EXERCISE INSTRUCTIONS: Search the entries for the word "logical" and copy each line that has it.

(Beginning of INFORMATION)

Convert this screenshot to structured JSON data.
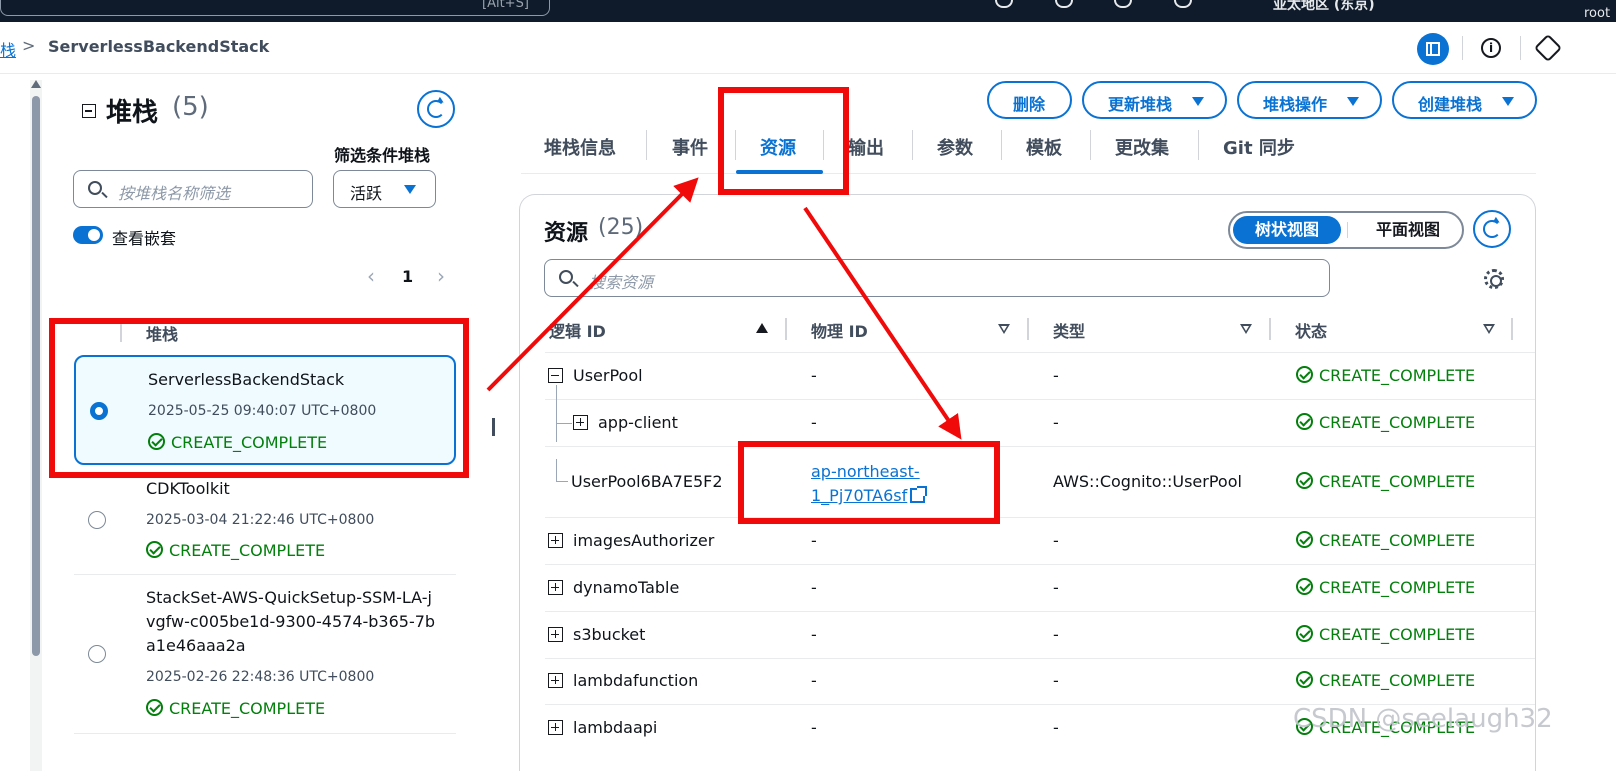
{
  "topbar": {
    "shortcut": "[Alt+S]",
    "region": "亚太地区 (东京)",
    "user": "root"
  },
  "breadcrumb": {
    "prev": "栈",
    "current": "ServerlessBackendStack"
  },
  "left_panel": {
    "title": "堆栈",
    "count": "(5)",
    "filter_label": "筛选条件堆栈",
    "search_placeholder": "按堆栈名称筛选",
    "filter_value": "活跃",
    "toggle_label": "查看嵌套",
    "page": "1",
    "column_header": "堆栈",
    "stacks": [
      {
        "name": "ServerlessBackendStack",
        "date": "2025-05-25 09:40:07 UTC+0800",
        "status": "CREATE_COMPLETE",
        "selected": true
      },
      {
        "name": "CDKToolkit",
        "date": "2025-03-04 21:22:46 UTC+0800",
        "status": "CREATE_COMPLETE",
        "selected": false
      },
      {
        "name": "StackSet-AWS-QuickSetup-SSM-LA-jvgfw-c005be1d-9300-4574-b365-7ba1e46aaa2a",
        "date": "2025-02-26 22:48:36 UTC+0800",
        "status": "CREATE_COMPLETE",
        "selected": false
      }
    ]
  },
  "actions": {
    "delete": "删除",
    "update": "更新堆栈",
    "stack_actions": "堆栈操作",
    "create": "创建堆栈"
  },
  "tabs": [
    "堆栈信息",
    "事件",
    "资源",
    "输出",
    "参数",
    "模板",
    "更改集",
    "Git 同步"
  ],
  "active_tab": "资源",
  "resources": {
    "title": "资源",
    "count": "(25)",
    "view_tree": "树状视图",
    "view_flat": "平面视图",
    "search_placeholder": "搜索资源",
    "columns": [
      "逻辑 ID",
      "物理 ID",
      "类型",
      "状态"
    ],
    "rows": [
      {
        "logical": "UserPool",
        "physical": "-",
        "type": "-",
        "status": "CREATE_COMPLETE",
        "expander": "minus"
      },
      {
        "logical": "app-client",
        "physical": "-",
        "type": "-",
        "status": "CREATE_COMPLETE",
        "expander": "plus"
      },
      {
        "logical": "UserPool6BA7E5F2",
        "physical_line1": "ap-northeast-",
        "physical_line2": "1_Pj70TA6sf",
        "type": "AWS::Cognito::UserPool",
        "status": "CREATE_COMPLETE",
        "expander": "none"
      },
      {
        "logical": "imagesAuthorizer",
        "physical": "-",
        "type": "-",
        "status": "CREATE_COMPLETE",
        "expander": "plus"
      },
      {
        "logical": "dynamoTable",
        "physical": "-",
        "type": "-",
        "status": "CREATE_COMPLETE",
        "expander": "plus"
      },
      {
        "logical": "s3bucket",
        "physical": "-",
        "type": "-",
        "status": "CREATE_COMPLETE",
        "expander": "plus"
      },
      {
        "logical": "lambdafunction",
        "physical": "-",
        "type": "-",
        "status": "CREATE_COMPLETE",
        "expander": "plus"
      },
      {
        "logical": "lambdaapi",
        "physical": "-",
        "type": "-",
        "status": "CREATE_COMPLETE",
        "expander": "plus"
      }
    ]
  },
  "watermark": "CSDN @seelaugh32",
  "colors": {
    "accent": "#0972d3",
    "success": "#037f0c",
    "annotation": "#f00a0a",
    "topbar": "#0f1b2a"
  }
}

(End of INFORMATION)

RESULT OF THE TASK:
        "logical": "UserPool",
        "logical": "app-client",
        "logical": "UserPool6BA7E5F2",
        "logical": "imagesAuthorizer",
        "logical": "dynamoTable",
        "logical": "s3bucket",
        "logical": "lambdafunction",
        "logical": "lambdaapi",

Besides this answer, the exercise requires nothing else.